◆ **Excerpts from an interface dataset**:
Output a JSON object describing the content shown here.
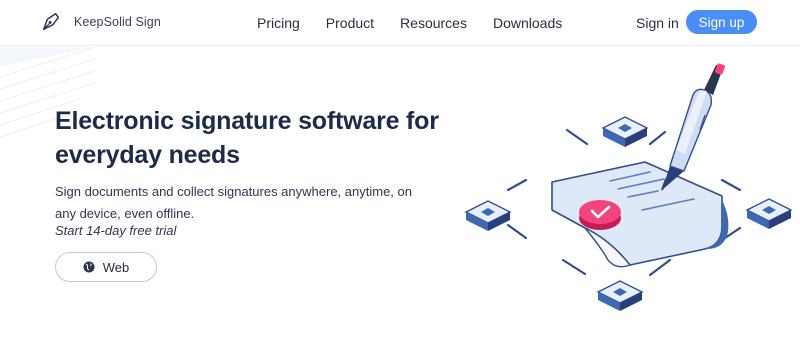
{
  "brand": {
    "name": "KeepSolid Sign"
  },
  "nav": {
    "items": [
      "Pricing",
      "Product",
      "Resources",
      "Downloads"
    ]
  },
  "auth": {
    "signin_label": "Sign in",
    "signup_label": "Sign up"
  },
  "hero": {
    "title": "Electronic signature software for everyday needs",
    "subtitle": "Sign documents and collect signatures anywhere, anytime, on any device, even offline.",
    "trial": "Start 14-day free trial",
    "platform_button": {
      "label": "Web",
      "icon": "globe-icon"
    }
  },
  "colors": {
    "accent": "#4a8ef5",
    "title": "#1e2a4a",
    "pen_tip": "#ff3f7f",
    "check_badge": "#f2457c"
  },
  "illustration": {
    "icons": [
      "pen-icon",
      "document-icon",
      "checkmark-badge-icon",
      "network-node-icon"
    ]
  }
}
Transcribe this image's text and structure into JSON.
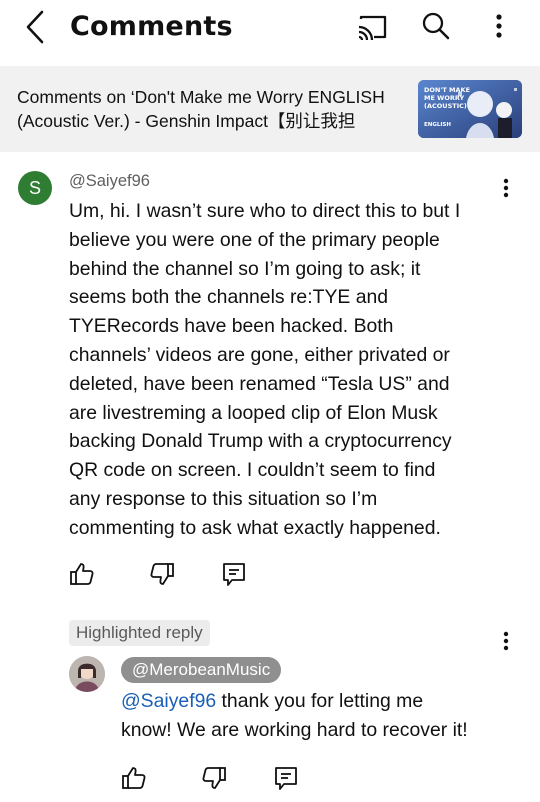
{
  "header": {
    "title": "Comments",
    "icons": [
      "back-chevron-icon",
      "cast-icon",
      "search-icon",
      "more-vert-icon"
    ]
  },
  "video": {
    "title_line1": "Comments on ‘Don't Make me Worry ENGLISH",
    "title_line2": "(Acoustic Ver.) - Genshin Impact【别让我担心】|...",
    "thumbnail_text": "DON'T MAKE\nME WORRY\n(ACOUSTIC)",
    "thumbnail_subtext": "ENGLISH"
  },
  "comment": {
    "avatar_letter": "S",
    "avatar_color": "#2e7d32",
    "author": "@Saiyef96",
    "lines": [
      "Um, hi. I wasn’t sure who to direct this to but I",
      "believe you were one of the primary people",
      "behind the channel so I’m going to ask; it",
      "seems both the channels re:TYE and",
      "TYERecords have been hacked. Both",
      "channels’ videos are gone, either privated or",
      "deleted, have been renamed “Tesla US” and",
      "are livestreming a looped clip of Elon Musk",
      "backing Donald Trump with a cryptocurrency",
      "QR code on screen. I couldn’t seem to find",
      "any response to this situation so I’m",
      "commenting to ask what exactly happened."
    ],
    "actions": [
      "like-icon",
      "dislike-icon",
      "reply-icon"
    ]
  },
  "reply": {
    "badge": "Highlighted reply",
    "author": "@MerobeanMusic",
    "mention": "@Saiyef96",
    "line1_rest": " thank you for letting me",
    "line2": "know! We are working hard to recover it!",
    "actions": [
      "like-icon",
      "dislike-icon",
      "reply-icon"
    ]
  },
  "colors": {
    "header_bg": "#f1f1f1",
    "link": "#1a5fb4",
    "author_chip": "#8f8f8f"
  }
}
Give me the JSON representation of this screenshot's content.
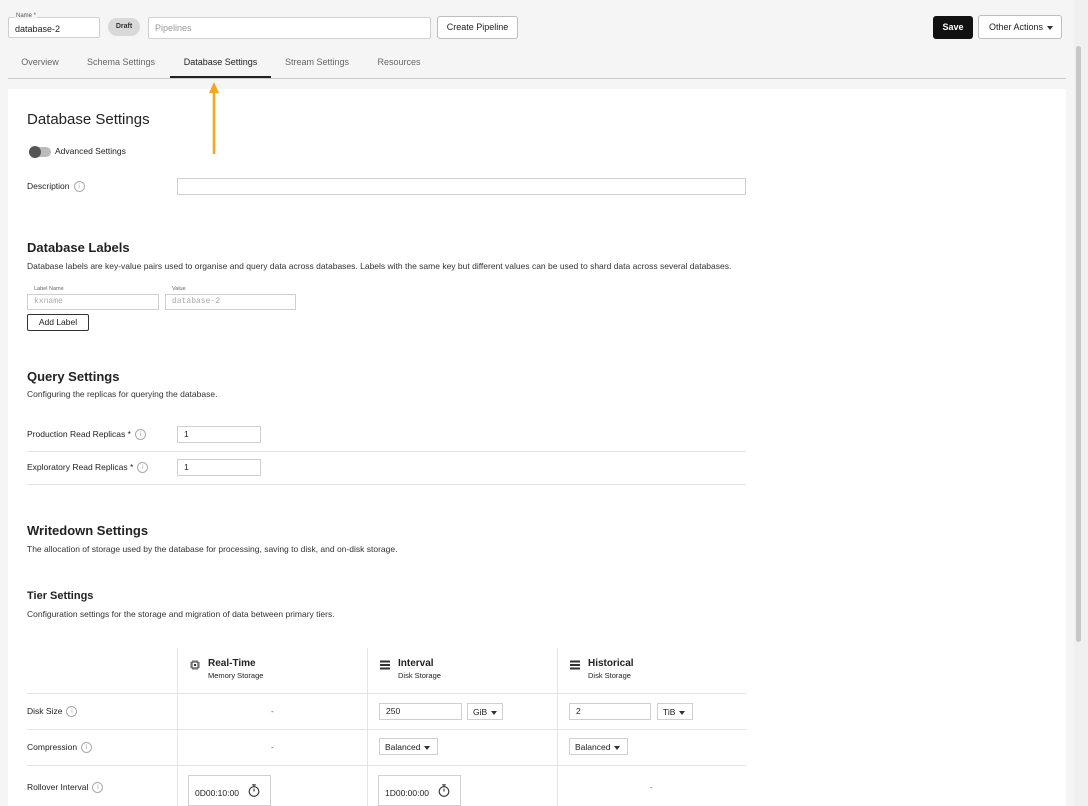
{
  "header": {
    "name_label": "Name *",
    "name_value": "database-2",
    "status_badge": "Draft",
    "pipelines_placeholder": "Pipelines",
    "create_pipeline": "Create Pipeline",
    "save": "Save",
    "other_actions": "Other Actions"
  },
  "tabs": [
    {
      "label": "Overview"
    },
    {
      "label": "Schema Settings"
    },
    {
      "label": "Database Settings",
      "active": true
    },
    {
      "label": "Stream Settings"
    },
    {
      "label": "Resources"
    }
  ],
  "database_settings": {
    "title": "Database Settings",
    "advanced_label": "Advanced Settings",
    "description_label": "Description",
    "description_value": ""
  },
  "labels": {
    "title": "Database Labels",
    "desc": "Database labels are key-value pairs used to organise and query data across databases. Labels with the same key but different values can be used to shard data across several databases.",
    "name_label": "Label Name",
    "name_placeholder": "kxname",
    "value_label": "Value",
    "value_placeholder": "database-2",
    "add_button": "Add Label"
  },
  "query": {
    "title": "Query Settings",
    "desc": "Configuring the replicas for querying the database.",
    "production_label": "Production Read Replicas *",
    "production_value": "1",
    "exploratory_label": "Exploratory Read Replicas *",
    "exploratory_value": "1"
  },
  "writedown": {
    "title": "Writedown Settings",
    "desc": "The allocation of storage used by the database for processing, saving to disk, and on-disk storage."
  },
  "tier": {
    "title": "Tier Settings",
    "desc": "Configuration settings for the storage and migration of data between primary tiers.",
    "columns": [
      {
        "title": "Real-Time",
        "subtitle": "Memory Storage",
        "icon": "chip-icon"
      },
      {
        "title": "Interval",
        "subtitle": "Disk Storage",
        "icon": "list-icon"
      },
      {
        "title": "Historical",
        "subtitle": "Disk Storage",
        "icon": "list-icon"
      }
    ],
    "rows": {
      "disk_size": {
        "label": "Disk Size",
        "realtime": "-",
        "interval_value": "250",
        "interval_unit": "GiB",
        "historical_value": "2",
        "historical_unit": "TiB"
      },
      "compression": {
        "label": "Compression",
        "realtime": "-",
        "interval": "Balanced",
        "historical": "Balanced"
      },
      "rollover": {
        "label": "Rollover Interval",
        "realtime": "0D00:10:00",
        "interval": "1D00:00:00",
        "historical": "-"
      }
    }
  },
  "colors": {
    "accent_arrow": "#f5a623",
    "save_bg": "#111111"
  }
}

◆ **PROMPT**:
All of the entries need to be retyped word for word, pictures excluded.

◆ **EXERCISE SOLUTION**:
Output a JSON object describing the content shown here.
{
  "brand": {
    "name": "KeepSolid Sign"
  },
  "nav": {
    "items": [
      "Pricing",
      "Product",
      "Resources",
      "Downloads"
    ]
  },
  "auth": {
    "signin_label": "Sign in",
    "signup_label": "Sign up"
  },
  "hero": {
    "title": "Electronic signature software for everyday needs",
    "subtitle": "Sign documents and collect signatures anywhere, anytime, on any device, even offline.",
    "trial": "Start 14-day free trial",
    "platform_button": {
      "label": "Web",
      "icon": "globe-icon"
    }
  },
  "colors": {
    "accent": "#4a8ef5",
    "title": "#1e2a4a",
    "pen_tip": "#ff3f7f",
    "check_badge": "#f2457c"
  },
  "illustration": {
    "icons": [
      "pen-icon",
      "document-icon",
      "checkmark-badge-icon",
      "network-node-icon"
    ]
  }
}
Transcribe this image's text and structure into JSON.
{
  "header": {
    "title": "Comments",
    "icons": [
      "back-chevron-icon",
      "cast-icon",
      "search-icon",
      "more-vert-icon"
    ]
  },
  "video": {
    "title_line1": "Comments on ‘Don't Make me Worry ENGLISH",
    "title_line2": "(Acoustic Ver.) - Genshin Impact【别让我担心】|...",
    "thumbnail_text": "DON'T MAKE\nME WORRY\n(ACOUSTIC)",
    "thumbnail_subtext": "ENGLISH"
  },
  "comment": {
    "avatar_letter": "S",
    "avatar_color": "#2e7d32",
    "author": "@Saiyef96",
    "lines": [
      "Um, hi. I wasn’t sure who to direct this to but I",
      "believe you were one of the primary people",
      "behind the channel so I’m going to ask; it",
      "seems both the channels re:TYE and",
      "TYERecords have been hacked. Both",
      "channels’ videos are gone, either privated or",
      "deleted, have been renamed “Tesla US” and",
      "are livestreming a looped clip of Elon Musk",
      "backing Donald Trump with a cryptocurrency",
      "QR code on screen. I couldn’t seem to find",
      "any response to this situation so I’m",
      "commenting to ask what exactly happened."
    ],
    "actions": [
      "like-icon",
      "dislike-icon",
      "reply-icon"
    ]
  },
  "reply": {
    "badge": "Highlighted reply",
    "author": "@MerobeanMusic",
    "mention": "@Saiyef96",
    "line1_rest": " thank you for letting me",
    "line2": "know! We are working hard to recover it!",
    "actions": [
      "like-icon",
      "dislike-icon",
      "reply-icon"
    ]
  },
  "colors": {
    "header_bg": "#f1f1f1",
    "link": "#1a5fb4",
    "author_chip": "#8f8f8f"
  }
}
Give me the JSON representation of this screenshot's content.
{
  "header": {
    "name_label": "Name *",
    "name_value": "database-2",
    "status_badge": "Draft",
    "pipelines_placeholder": "Pipelines",
    "create_pipeline": "Create Pipeline",
    "save": "Save",
    "other_actions": "Other Actions"
  },
  "tabs": [
    {
      "label": "Overview"
    },
    {
      "label": "Schema Settings"
    },
    {
      "label": "Database Settings",
      "active": true
    },
    {
      "label": "Stream Settings"
    },
    {
      "label": "Resources"
    }
  ],
  "database_settings": {
    "title": "Database Settings",
    "advanced_label": "Advanced Settings",
    "description_label": "Description",
    "description_value": ""
  },
  "labels": {
    "title": "Database Labels",
    "desc": "Database labels are key-value pairs used to organise and query data across databases. Labels with the same key but different values can be used to shard data across several databases.",
    "name_label": "Label Name",
    "name_placeholder": "kxname",
    "value_label": "Value",
    "value_placeholder": "database-2",
    "add_button": "Add Label"
  },
  "query": {
    "title": "Query Settings",
    "desc": "Configuring the replicas for querying the database.",
    "production_label": "Production Read Replicas *",
    "production_value": "1",
    "exploratory_label": "Exploratory Read Replicas *",
    "exploratory_value": "1"
  },
  "writedown": {
    "title": "Writedown Settings",
    "desc": "The allocation of storage used by the database for processing, saving to disk, and on-disk storage."
  },
  "tier": {
    "title": "Tier Settings",
    "desc": "Configuration settings for the storage and migration of data between primary tiers.",
    "columns": [
      {
        "title": "Real-Time",
        "subtitle": "Memory Storage",
        "icon": "chip-icon"
      },
      {
        "title": "Interval",
        "subtitle": "Disk Storage",
        "icon": "list-icon"
      },
      {
        "title": "Historical",
        "subtitle": "Disk Storage",
        "icon": "list-icon"
      }
    ],
    "rows": {
      "disk_size": {
        "label": "Disk Size",
        "realtime": "-",
        "interval_value": "250",
        "interval_unit": "GiB",
        "historical_value": "2",
        "historical_unit": "TiB"
      },
      "compression": {
        "label": "Compression",
        "realtime": "-",
        "interval": "Balanced",
        "historical": "Balanced"
      },
      "rollover": {
        "label": "Rollover Interval",
        "realtime": "0D00:10:00",
        "interval": "1D00:00:00",
        "historical": "-"
      }
    }
  },
  "colors": {
    "accent_arrow": "#f5a623",
    "save_bg": "#111111"
  }
}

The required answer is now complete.